Multiply by $\displaystyle \frac{\sqrt{3}-1}{\sqrt{3}-1}\!:\quad \frac{2a}{\sqrt[4]{3}(\sqrt{3}+1)}\cdot\frac{\sqrt{3}-1}{\sqrt{3}-1} \;=\;\frac{2a(\sqrt{3}-1)}{\sqrt[4]{3}\,(2)} \;=\;\frac{a(\sqrt{3}-1)}{\sqrt[4]{3}} $
Therefore: .$\displaystyle \frac{a(3^{\frac{1}{2}} - 1)}{3^{\frac{1}{4}}} \;=\;a\left(3^{\frac{1}{4}} - 3^{-\frac{1}{4}}\right)$
Hello QM deFuturoNote that:
- $\displaystyle (a+b)^2 = a^2 + 2ab + b^2$
and
- $\displaystyle (\sqrt3)^2 = 3$
Then notice that $\displaystyle 2\sqrt3+4 = 3 + 2\sqrt3 + 1 = (\sqrt3)^2 + 2\sqrt3 + 1$.
Put $\displaystyle a = \sqrt3$ and $\displaystyle b = 1$ in the expansion of $\displaystyle (a+b)^2$, and you're there.
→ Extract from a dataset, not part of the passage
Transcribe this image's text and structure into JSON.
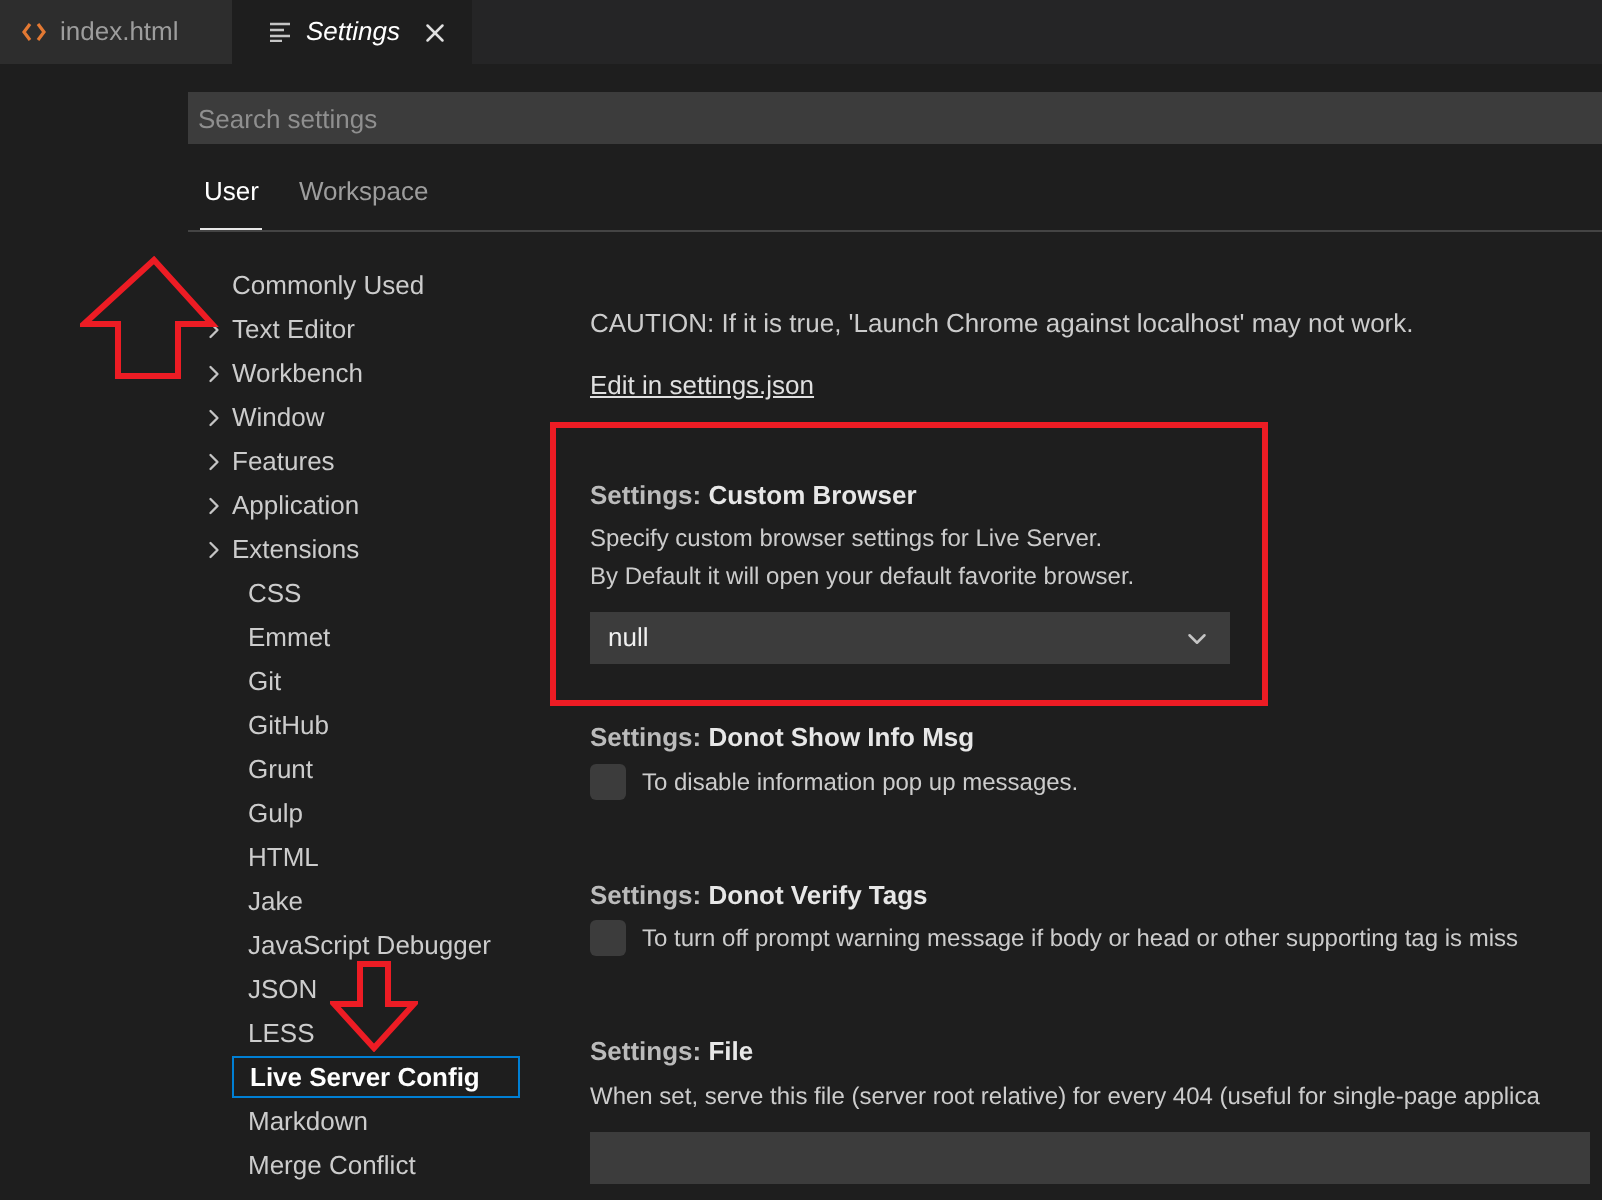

I'm afraid this sort of cleverness only comes with years of practice. I (and I suspect Soroban also) have been doing these things since Noah was a boy.
Grandad